The following is (as usual) completely unedited, completely unplanned, and a complete stream of consciousness. It also mentions fainting and throwing up. Just saying.
I have almost a perfect record of having a vasovagal syncope (i.e. fainting) during any type of medical procedure. Procedure isn’t even the right word, I have (thankfully) not had that many procedures. More like: TB tests, blood draws, chiropractor appointments, gynecology appointments….you name it, I have probably fainted or thrown up during it.
So when I went to the doctor’s office today for an examination that involved a scope up my nose and into my sinuses, I knew the odds were not in my favor. As the doctor explained to me about the lidocaine and the scope, I already felt my body start to struggle. I told the doctor about my history and she very nicely said that it would be no problem, that she would have ice packs ready and she would recline my seat a bit. So I did okay at first, she was reminding me to breathe, and I was, but there’s just a stupid something that gets to me as soon as my brain registers “Holy crap there is something inside of me/going on with my body and I can’t control it and it’s gross/weird/not cool” and I felt that all-too familiar tingling of my hands and my toes and kind of at the back of my throat. I tried to breathe through it but the thoughts of “Oh my god what if this happens what if I pass out what if I throw up will I make it to the bathroom and oh my god this is making it worse I’m going to go down what do I do” kept coming, so for the first time IN MY LIFE, rather than trying to fight it on my own (because, you’d think after 987123987 times of this happening, I would know that it’s the anxiety about it happening that makes it even worse, and when I try to make it stop happening, it only makes it happen sooner), I was honest.
My eyes still closed, I calmly said, “I am going to throw up.” The doctor put a trash can next to me and very calmly replied, “Okay, go ahead right to your right.” She then reclined my seat even farther back so my head was deep below my heart, and she got me ice packs for my wrists and a cold cloth for my head. And there I was, allowing myself to be as vulnerable as possible, lying in the chair with my eyes scrunched shut, trying to breathe, cold packs all over me…..and I accepted it. I accepted that this is where I was, and I accepted that my vision was going dark and I knew I was safe and I knew that if/when I threw up or fully fainted, it would be okay, because I didn’t have to be in charge. I didn’t have to fight it.
I’ve never done that before. I’ve always fought it off, then desperately announced that I needed a bathroom, barely making it to the bathroom before my stomach empties and I pass out, then having to get myself to the sink, clammy and sweaty and exhausted.
I don’t know why this time was different. But I don’t think it’s a coincidence that the very first time in my life that I was able to stop it mid-way, before I fully went into darkness, was when I was proactive, and honest, asked for help and told it like it was.

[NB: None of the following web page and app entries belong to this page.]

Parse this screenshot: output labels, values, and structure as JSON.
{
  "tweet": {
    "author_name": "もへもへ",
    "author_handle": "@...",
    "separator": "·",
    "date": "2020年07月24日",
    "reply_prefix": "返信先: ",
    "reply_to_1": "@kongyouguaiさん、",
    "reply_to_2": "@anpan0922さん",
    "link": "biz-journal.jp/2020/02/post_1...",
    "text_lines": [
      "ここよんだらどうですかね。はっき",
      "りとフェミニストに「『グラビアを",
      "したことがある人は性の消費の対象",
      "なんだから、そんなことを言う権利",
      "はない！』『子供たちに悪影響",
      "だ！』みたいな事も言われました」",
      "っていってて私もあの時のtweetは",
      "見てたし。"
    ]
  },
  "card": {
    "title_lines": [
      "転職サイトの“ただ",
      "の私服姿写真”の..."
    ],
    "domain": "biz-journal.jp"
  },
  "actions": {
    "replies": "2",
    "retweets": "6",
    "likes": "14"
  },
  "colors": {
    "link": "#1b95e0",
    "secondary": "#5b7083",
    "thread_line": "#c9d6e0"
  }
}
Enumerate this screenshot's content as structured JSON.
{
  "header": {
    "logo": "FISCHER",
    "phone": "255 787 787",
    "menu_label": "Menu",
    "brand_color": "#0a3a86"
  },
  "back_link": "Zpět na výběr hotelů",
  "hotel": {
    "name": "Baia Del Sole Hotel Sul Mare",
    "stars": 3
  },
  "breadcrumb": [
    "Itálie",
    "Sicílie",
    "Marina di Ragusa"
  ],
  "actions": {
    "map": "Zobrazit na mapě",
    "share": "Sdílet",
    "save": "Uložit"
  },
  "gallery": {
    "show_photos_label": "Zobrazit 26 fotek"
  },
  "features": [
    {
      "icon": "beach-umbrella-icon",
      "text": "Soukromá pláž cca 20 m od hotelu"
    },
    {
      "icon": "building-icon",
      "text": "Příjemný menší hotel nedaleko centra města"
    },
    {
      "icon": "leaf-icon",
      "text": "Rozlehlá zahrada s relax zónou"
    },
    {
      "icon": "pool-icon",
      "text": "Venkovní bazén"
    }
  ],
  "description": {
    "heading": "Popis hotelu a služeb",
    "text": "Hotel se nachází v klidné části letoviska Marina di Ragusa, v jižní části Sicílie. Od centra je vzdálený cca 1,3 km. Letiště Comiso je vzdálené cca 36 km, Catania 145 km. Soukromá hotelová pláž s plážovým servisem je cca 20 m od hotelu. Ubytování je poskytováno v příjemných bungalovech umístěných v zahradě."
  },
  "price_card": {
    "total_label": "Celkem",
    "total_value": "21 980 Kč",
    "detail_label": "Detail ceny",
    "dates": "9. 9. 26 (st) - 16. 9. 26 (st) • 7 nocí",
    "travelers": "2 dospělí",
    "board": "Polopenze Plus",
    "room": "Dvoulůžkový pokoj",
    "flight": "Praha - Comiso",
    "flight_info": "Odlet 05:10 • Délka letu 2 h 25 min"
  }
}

And ten minutes later, I sat back up. And I drove home. And I was tired, and drained, but I was okay. It was so empowering to be able to stop it mid-way for the first time. And so empowering to be so vulnerable and have it be so……okay.